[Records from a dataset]
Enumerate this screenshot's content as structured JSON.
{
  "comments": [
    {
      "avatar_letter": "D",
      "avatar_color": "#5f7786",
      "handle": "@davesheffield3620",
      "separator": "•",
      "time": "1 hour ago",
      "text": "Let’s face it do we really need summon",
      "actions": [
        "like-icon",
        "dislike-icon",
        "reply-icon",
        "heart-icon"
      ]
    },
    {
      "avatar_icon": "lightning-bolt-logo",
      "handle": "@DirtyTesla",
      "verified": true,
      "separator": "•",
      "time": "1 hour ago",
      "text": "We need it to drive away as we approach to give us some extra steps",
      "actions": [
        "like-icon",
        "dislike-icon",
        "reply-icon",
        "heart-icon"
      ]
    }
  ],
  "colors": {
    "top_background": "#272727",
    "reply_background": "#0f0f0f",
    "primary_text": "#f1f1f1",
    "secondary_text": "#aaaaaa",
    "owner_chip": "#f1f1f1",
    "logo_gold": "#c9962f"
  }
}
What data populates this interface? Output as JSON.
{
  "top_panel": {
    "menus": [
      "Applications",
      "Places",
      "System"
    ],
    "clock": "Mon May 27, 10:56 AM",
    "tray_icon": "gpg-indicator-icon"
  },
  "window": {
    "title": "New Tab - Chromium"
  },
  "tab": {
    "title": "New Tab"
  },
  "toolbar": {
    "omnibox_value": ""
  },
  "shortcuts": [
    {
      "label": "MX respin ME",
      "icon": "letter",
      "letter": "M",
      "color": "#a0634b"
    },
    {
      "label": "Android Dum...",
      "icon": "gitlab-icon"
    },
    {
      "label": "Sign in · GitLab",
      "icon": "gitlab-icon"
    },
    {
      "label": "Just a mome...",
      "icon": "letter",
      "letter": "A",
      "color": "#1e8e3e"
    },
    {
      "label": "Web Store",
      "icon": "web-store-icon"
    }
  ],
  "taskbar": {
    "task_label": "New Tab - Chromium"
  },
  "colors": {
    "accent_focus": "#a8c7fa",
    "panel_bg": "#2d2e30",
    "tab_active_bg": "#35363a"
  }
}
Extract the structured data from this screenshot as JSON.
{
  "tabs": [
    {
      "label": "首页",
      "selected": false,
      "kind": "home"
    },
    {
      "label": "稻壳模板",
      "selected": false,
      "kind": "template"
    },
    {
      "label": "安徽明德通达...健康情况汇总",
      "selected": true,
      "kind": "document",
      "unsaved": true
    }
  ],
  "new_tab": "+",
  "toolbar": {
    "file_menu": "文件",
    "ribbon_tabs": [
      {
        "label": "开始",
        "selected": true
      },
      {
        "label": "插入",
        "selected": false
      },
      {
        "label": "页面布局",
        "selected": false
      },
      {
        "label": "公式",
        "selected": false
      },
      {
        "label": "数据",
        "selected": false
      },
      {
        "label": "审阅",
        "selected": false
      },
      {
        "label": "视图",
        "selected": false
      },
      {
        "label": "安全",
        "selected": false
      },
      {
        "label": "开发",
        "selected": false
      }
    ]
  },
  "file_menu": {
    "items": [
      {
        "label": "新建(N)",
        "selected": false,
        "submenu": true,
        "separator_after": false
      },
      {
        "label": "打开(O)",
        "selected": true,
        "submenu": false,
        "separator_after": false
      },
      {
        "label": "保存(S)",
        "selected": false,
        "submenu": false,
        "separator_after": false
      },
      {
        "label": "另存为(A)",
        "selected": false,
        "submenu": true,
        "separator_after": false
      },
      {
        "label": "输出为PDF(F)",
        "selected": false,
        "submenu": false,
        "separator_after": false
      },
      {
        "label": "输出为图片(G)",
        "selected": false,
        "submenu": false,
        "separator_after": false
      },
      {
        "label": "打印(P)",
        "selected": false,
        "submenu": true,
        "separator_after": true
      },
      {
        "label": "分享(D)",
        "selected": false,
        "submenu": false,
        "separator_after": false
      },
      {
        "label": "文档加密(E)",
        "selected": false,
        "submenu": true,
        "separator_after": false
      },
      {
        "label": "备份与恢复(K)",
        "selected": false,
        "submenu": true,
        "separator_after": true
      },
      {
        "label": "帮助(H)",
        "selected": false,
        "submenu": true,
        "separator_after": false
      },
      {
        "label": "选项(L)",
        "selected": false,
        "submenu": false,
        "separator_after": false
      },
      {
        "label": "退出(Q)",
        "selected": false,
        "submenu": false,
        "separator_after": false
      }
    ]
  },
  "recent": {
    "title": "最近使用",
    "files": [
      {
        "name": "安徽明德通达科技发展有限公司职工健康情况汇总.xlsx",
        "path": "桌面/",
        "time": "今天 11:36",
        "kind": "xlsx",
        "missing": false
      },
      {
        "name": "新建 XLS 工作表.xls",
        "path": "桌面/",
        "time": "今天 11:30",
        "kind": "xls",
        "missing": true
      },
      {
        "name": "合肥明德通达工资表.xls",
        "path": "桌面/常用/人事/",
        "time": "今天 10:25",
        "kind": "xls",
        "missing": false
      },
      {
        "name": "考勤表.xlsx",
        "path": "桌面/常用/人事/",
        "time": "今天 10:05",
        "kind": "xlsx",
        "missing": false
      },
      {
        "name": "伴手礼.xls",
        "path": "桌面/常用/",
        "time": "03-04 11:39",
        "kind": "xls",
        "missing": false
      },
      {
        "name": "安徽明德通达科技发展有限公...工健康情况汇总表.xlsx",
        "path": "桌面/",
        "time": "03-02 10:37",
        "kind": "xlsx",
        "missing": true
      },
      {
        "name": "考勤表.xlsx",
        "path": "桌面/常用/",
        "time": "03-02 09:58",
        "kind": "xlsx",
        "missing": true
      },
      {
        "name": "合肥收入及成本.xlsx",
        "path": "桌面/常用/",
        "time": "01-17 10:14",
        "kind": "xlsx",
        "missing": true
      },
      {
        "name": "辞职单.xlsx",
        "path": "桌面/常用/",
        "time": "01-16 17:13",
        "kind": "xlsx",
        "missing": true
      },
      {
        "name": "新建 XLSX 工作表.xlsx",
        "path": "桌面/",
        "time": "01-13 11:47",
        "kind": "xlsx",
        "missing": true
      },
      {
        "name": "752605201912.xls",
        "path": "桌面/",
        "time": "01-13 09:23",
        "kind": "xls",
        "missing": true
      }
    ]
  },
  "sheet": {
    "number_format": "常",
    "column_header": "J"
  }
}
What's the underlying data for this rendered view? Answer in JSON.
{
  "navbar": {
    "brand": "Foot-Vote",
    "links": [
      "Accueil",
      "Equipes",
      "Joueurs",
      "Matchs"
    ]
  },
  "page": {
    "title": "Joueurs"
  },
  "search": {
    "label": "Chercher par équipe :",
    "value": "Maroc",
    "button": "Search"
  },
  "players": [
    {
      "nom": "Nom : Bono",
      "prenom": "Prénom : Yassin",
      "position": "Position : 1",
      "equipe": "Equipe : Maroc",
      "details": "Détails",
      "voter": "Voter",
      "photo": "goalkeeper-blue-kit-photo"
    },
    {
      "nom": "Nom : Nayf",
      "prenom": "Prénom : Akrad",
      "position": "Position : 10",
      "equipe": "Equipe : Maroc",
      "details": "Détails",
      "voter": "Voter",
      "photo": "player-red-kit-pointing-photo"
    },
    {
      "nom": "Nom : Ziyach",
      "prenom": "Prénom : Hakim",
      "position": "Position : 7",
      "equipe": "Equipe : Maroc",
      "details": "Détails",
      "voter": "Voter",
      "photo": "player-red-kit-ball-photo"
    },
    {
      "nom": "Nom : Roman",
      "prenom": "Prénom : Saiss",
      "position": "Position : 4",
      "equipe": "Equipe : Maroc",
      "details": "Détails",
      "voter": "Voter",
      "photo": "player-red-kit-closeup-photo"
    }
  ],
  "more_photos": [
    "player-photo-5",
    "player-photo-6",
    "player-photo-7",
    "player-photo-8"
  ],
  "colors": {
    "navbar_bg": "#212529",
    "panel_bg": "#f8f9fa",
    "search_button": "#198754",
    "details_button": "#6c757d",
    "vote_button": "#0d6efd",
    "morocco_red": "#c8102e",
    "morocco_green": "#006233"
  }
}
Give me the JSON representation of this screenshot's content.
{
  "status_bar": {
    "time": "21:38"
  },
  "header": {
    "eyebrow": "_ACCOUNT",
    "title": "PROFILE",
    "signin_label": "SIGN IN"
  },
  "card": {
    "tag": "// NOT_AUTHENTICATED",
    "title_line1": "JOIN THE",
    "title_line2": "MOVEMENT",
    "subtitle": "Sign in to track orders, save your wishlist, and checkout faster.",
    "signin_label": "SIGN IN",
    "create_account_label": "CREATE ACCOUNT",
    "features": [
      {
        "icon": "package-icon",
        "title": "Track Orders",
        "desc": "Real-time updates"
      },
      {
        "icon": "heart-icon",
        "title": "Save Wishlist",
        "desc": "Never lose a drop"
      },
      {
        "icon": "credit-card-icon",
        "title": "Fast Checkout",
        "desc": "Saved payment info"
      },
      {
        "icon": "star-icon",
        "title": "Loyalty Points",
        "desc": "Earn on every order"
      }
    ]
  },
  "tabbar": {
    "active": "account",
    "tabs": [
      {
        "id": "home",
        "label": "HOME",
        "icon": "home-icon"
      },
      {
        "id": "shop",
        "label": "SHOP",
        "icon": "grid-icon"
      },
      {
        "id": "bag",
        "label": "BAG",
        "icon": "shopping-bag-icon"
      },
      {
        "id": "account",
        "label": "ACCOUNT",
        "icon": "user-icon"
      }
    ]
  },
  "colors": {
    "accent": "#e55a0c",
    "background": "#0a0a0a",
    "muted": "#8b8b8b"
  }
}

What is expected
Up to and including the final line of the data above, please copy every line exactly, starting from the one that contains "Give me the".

Finished task
Give me the JSON representation of this screenshot's content.
{
  "status_bar": {
    "time": "21:38"
  },
  "header": {
    "eyebrow": "_ACCOUNT",
    "title": "PROFILE",
    "signin_label": "SIGN IN"
  },
  "card": {
    "tag": "// NOT_AUTHENTICATED",
    "title_line1": "JOIN THE",
    "title_line2": "MOVEMENT",
    "subtitle": "Sign in to track orders, save your wishlist, and checkout faster.",
    "signin_label": "SIGN IN",
    "create_account_label": "CREATE ACCOUNT",
    "features": [
      {
        "icon": "package-icon",
        "title": "Track Orders",
        "desc": "Real-time updates"
      },
      {
        "icon": "heart-icon",
        "title": "Save Wishlist",
        "desc": "Never lose a drop"
      },
      {
        "icon": "credit-card-icon",
        "title": "Fast Checkout",
        "desc": "Saved payment info"
      },
      {
        "icon": "star-icon",
        "title": "Loyalty Points",
        "desc": "Earn on every order"
      }
    ]
  },
  "tabbar": {
    "active": "account",
    "tabs": [
      {
        "id": "home",
        "label": "HOME",
        "icon": "home-icon"
      },
      {
        "id": "shop",
        "label": "SHOP",
        "icon": "grid-icon"
      },
      {
        "id": "bag",
        "label": "BAG",
        "icon": "shopping-bag-icon"
      },
      {
        "id": "account",
        "label": "ACCOUNT",
        "icon": "user-icon"
      }
    ]
  },
  "colors": {
    "accent": "#e55a0c",
    "background": "#0a0a0a",
    "muted": "#8b8b8b"
  }
}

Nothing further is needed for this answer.